Scott aiming for big impact
By Nathan Summers
The Daily Reflector
Thursday, April 20, 2017
Anyone who wants it bad enough can be the man in the East Carolina rush offense this season, and Derrell Scott wants it bad enough for it to be him.
Last year, the Pirates ended up being led on the run by James Summers, a former starting quarterback who had originally come to ECU to play wide receiver. As good as he was at times — he rushed for a team-high 869 yards and seven touchdowns — his mere presence in the Pirate backfield spoke volumes about the team’s identity crisis at the running back position.
All season long, fans waited see if the 5-foot-11, 207-pound Scott would get his shot, but it never came.
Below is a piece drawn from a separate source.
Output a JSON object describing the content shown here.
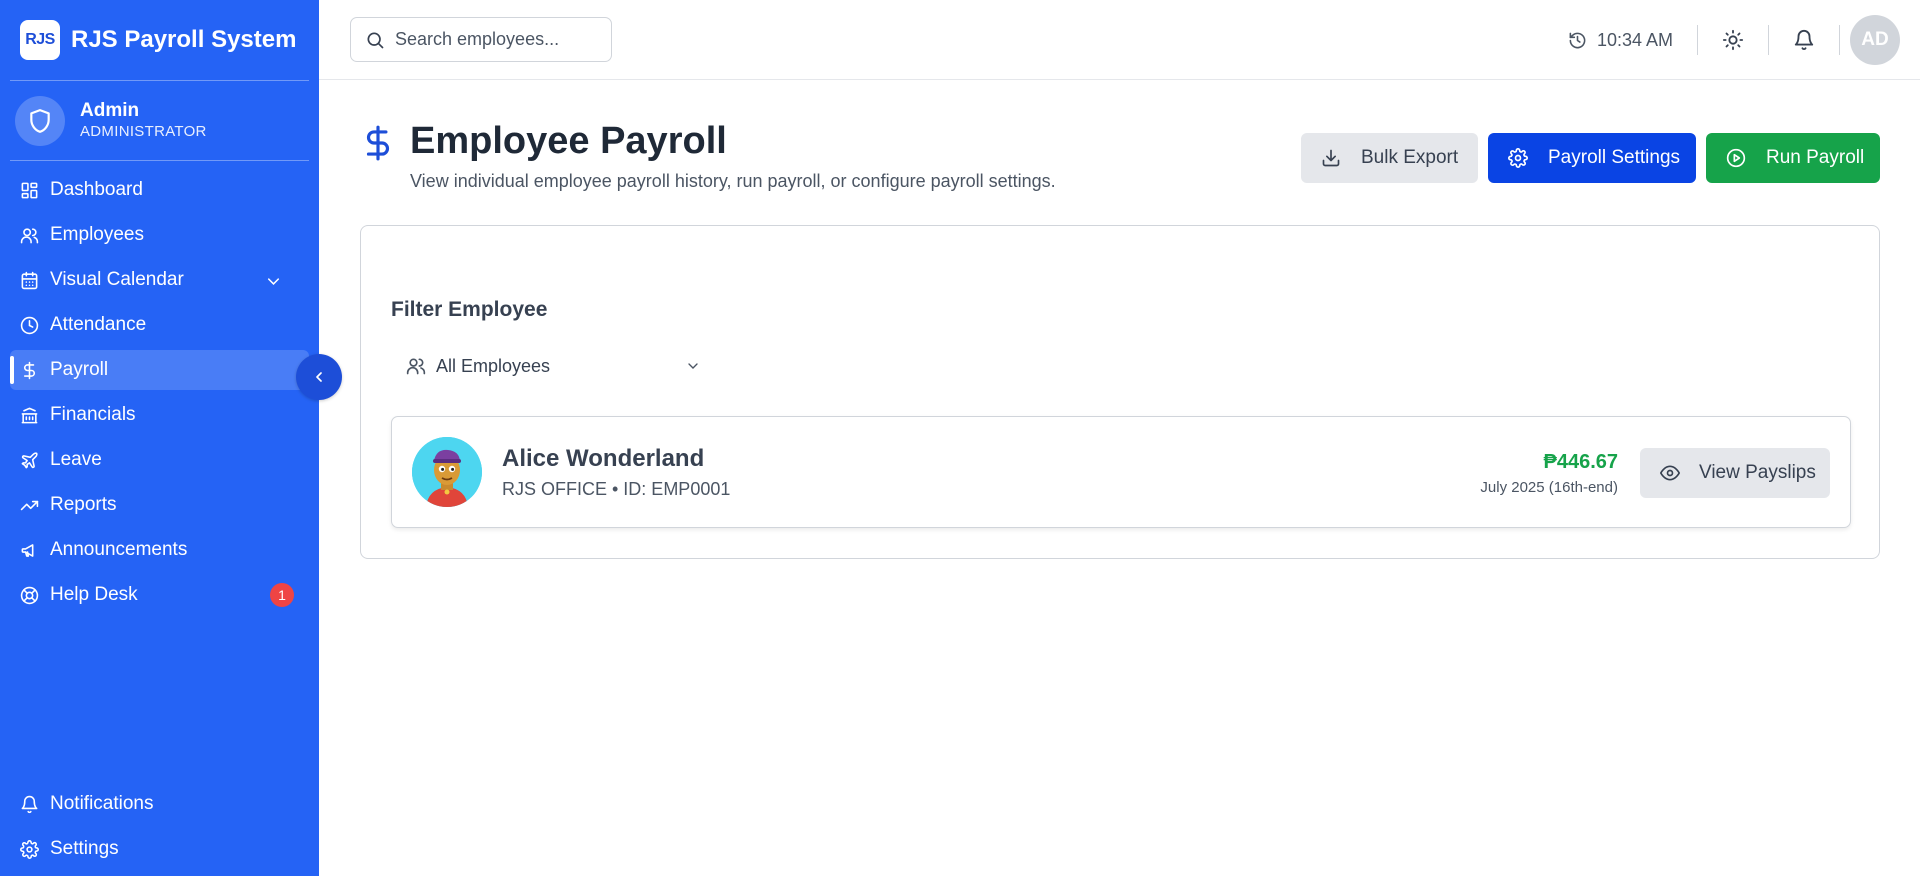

At least not yet.
“For me, it would mean everything,” said Scott, who remained unused last year behind Summers, rising seniors Anthony Scott (384 yds, two TDs) and Devin Anderson (274-2) and sophomore Hussein Howe, all of whom are back in the mix and any of whom could emerge as the team’s lead rusher this season. “It’s an honor to be a starting running back at any college — Division I, II, III, anywhere — and to do it at East Carolina, where so many great running backs have played, it would definitely be an honor.”
One of the biggest things Scott said his coaches are looking for this spring is the ability to make something out of even a broken play, something he has had a knack for since being a star at Havelock.
Although the transfer process has made him into something of a journeyman, Scott seems certain he can enjoy a complete career at ECU. After starring as a senior for the Rams back in 2013, Scott has seen live game action twice, and that in ‘14 as a true freshman at Tennessee. He sat out the 2015 season in accordance with NCAA rules following his transfer to ECU.
He came to Greenville with things to work on and everything left to prove.
“My pad level and my pass protection, that’s something that I really needed to try to put a lot of effort and work into this spring ball,” Scott said of his goal to make it onto field this season and make his impact. “I’m more of a complete player all around. Coming out of high school, I wasn’t as well-rounded of a player as I am now. I’ve gotten better at my pass protection and a little bit better at running between the tackles, my pad level and catching.”
Second-year head coach Scottie Montgomery said the run game has been directly affected this spring by improved offensive line play, but also said other tweaks will aim to be springboards for big plays out of the backfield.
“We’ve added more than a few things to get it exactly the way we want it,” Montgomery said, noting the shift of Garrett McGhin from guard to center this offseason is giving the front line more flexibility. “I don’t just mean scheme, I mean pieces to the puzzle. It’s more about the system now, but we like where it’s at.”
Contact Nathan Summers at email@example.com, 252-329-9595 and follow @NateSumm99 on Twitter.